App and web page records:
---

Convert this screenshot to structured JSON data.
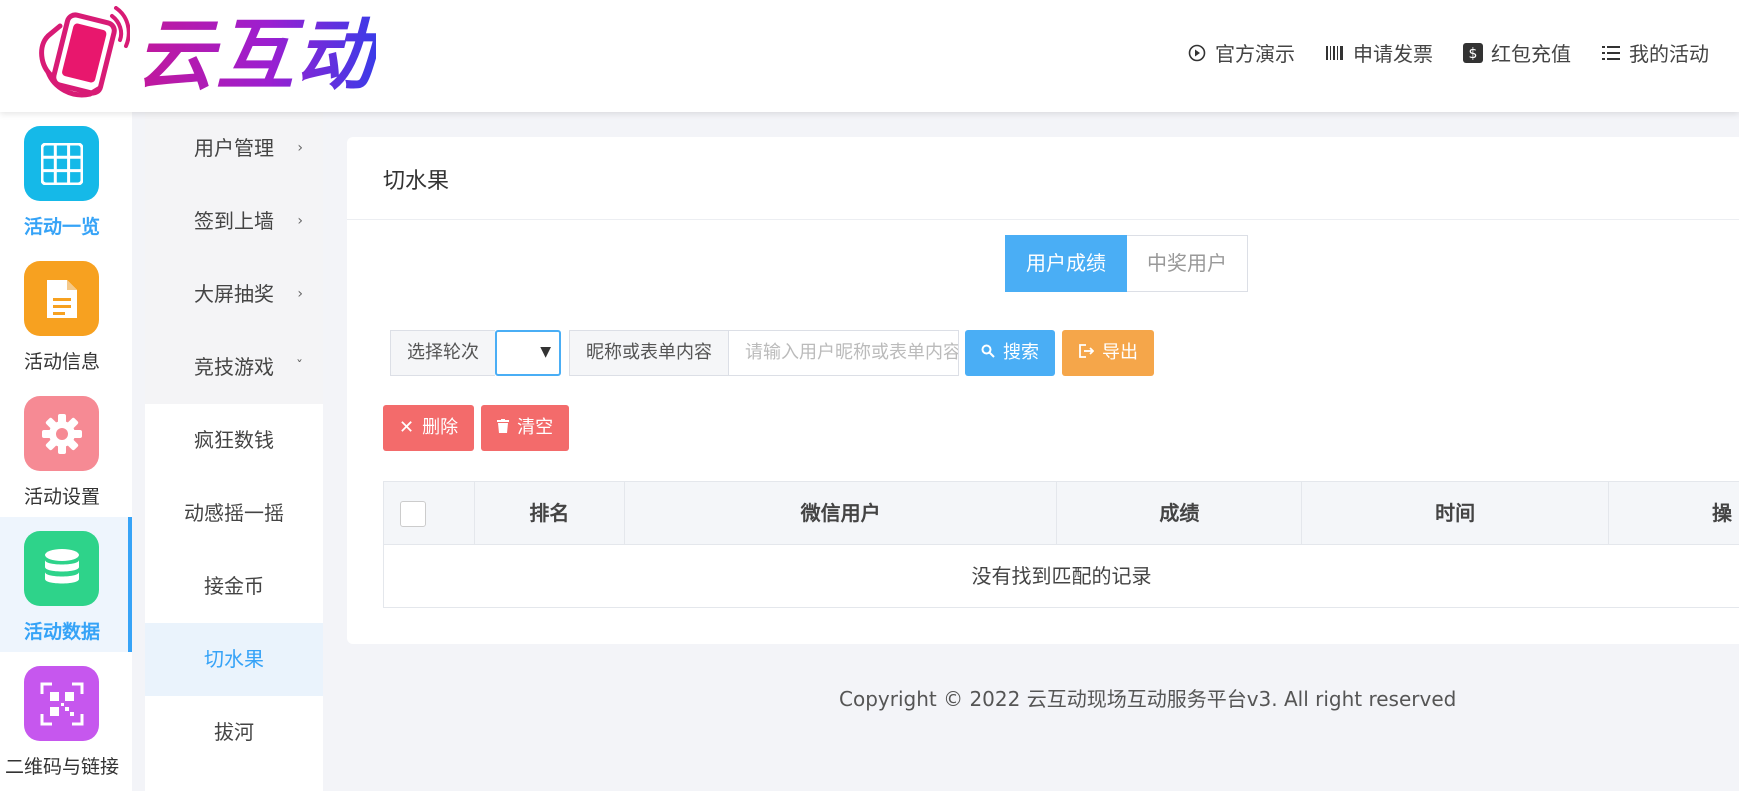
{
  "brand": {
    "name": "云互动"
  },
  "top_nav": [
    {
      "label": "官方演示",
      "icon": "play-circle-icon"
    },
    {
      "label": "申请发票",
      "icon": "barcode-icon"
    },
    {
      "label": "红包充值",
      "icon": "dollar-icon"
    },
    {
      "label": "我的活动",
      "icon": "list-icon"
    }
  ],
  "icon_nav": [
    {
      "label": "活动一览",
      "icon": "grid-icon",
      "color": "#15b9e8"
    },
    {
      "label": "活动信息",
      "icon": "document-icon",
      "color": "#f7a120"
    },
    {
      "label": "活动设置",
      "icon": "gear-icon",
      "color": "#f68a94"
    },
    {
      "label": "活动数据",
      "icon": "database-icon",
      "color": "#2ed38a"
    },
    {
      "label": "二维码与链接",
      "icon": "qrcode-icon",
      "color": "#c657ee"
    }
  ],
  "sub_nav": [
    {
      "label": "用户管理",
      "arrow": "›"
    },
    {
      "label": "签到上墙",
      "arrow": "›"
    },
    {
      "label": "大屏抽奖",
      "arrow": "›"
    },
    {
      "label": "竞技游戏",
      "arrow": "ˇ"
    },
    {
      "label": "疯狂数钱"
    },
    {
      "label": "动感摇一摇"
    },
    {
      "label": "接金币"
    },
    {
      "label": "切水果"
    },
    {
      "label": "拔河"
    }
  ],
  "panel": {
    "title": "切水果",
    "tabs": [
      "用户成绩",
      "中奖用户"
    ],
    "filter": {
      "round_label": "选择轮次",
      "round_value": "",
      "keyword_label": "昵称或表单内容",
      "keyword_placeholder": "请输入用户昵称或表单内容",
      "search_label": "搜索",
      "export_label": "导出"
    },
    "actions": {
      "delete_label": "删除",
      "clear_label": "清空"
    },
    "table": {
      "columns": [
        "排名",
        "微信用户",
        "成绩",
        "时间",
        "操"
      ],
      "empty_text": "没有找到匹配的记录"
    }
  },
  "footer": {
    "text": "Copyright © 2022 云互动现场互动服务平台v3. All right reserved"
  },
  "colors": {
    "accent": "#4aaef5",
    "export": "#f5a64a",
    "danger": "#f36b6b"
  }
}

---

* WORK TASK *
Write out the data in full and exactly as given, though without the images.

* RESPONSE *
Convert this screenshot to structured JSON data.
{
  "brand": {
    "name": "云互动"
  },
  "top_nav": [
    {
      "label": "官方演示",
      "icon": "play-circle-icon"
    },
    {
      "label": "申请发票",
      "icon": "barcode-icon"
    },
    {
      "label": "红包充值",
      "icon": "dollar-icon"
    },
    {
      "label": "我的活动",
      "icon": "list-icon"
    }
  ],
  "icon_nav": [
    {
      "label": "活动一览",
      "icon": "grid-icon",
      "color": "#15b9e8"
    },
    {
      "label": "活动信息",
      "icon": "document-icon",
      "color": "#f7a120"
    },
    {
      "label": "活动设置",
      "icon": "gear-icon",
      "color": "#f68a94"
    },
    {
      "label": "活动数据",
      "icon": "database-icon",
      "color": "#2ed38a"
    },
    {
      "label": "二维码与链接",
      "icon": "qrcode-icon",
      "color": "#c657ee"
    }
  ],
  "sub_nav": [
    {
      "label": "用户管理",
      "arrow": "›"
    },
    {
      "label": "签到上墙",
      "arrow": "›"
    },
    {
      "label": "大屏抽奖",
      "arrow": "›"
    },
    {
      "label": "竞技游戏",
      "arrow": "ˇ"
    },
    {
      "label": "疯狂数钱"
    },
    {
      "label": "动感摇一摇"
    },
    {
      "label": "接金币"
    },
    {
      "label": "切水果"
    },
    {
      "label": "拔河"
    }
  ],
  "panel": {
    "title": "切水果",
    "tabs": [
      "用户成绩",
      "中奖用户"
    ],
    "filter": {
      "round_label": "选择轮次",
      "round_value": "",
      "keyword_label": "昵称或表单内容",
      "keyword_placeholder": "请输入用户昵称或表单内容",
      "search_label": "搜索",
      "export_label": "导出"
    },
    "actions": {
      "delete_label": "删除",
      "clear_label": "清空"
    },
    "table": {
      "columns": [
        "排名",
        "微信用户",
        "成绩",
        "时间",
        "操"
      ],
      "empty_text": "没有找到匹配的记录"
    }
  },
  "footer": {
    "text": "Copyright © 2022 云互动现场互动服务平台v3. All right reserved"
  },
  "colors": {
    "accent": "#4aaef5",
    "export": "#f5a64a",
    "danger": "#f36b6b"
  }
}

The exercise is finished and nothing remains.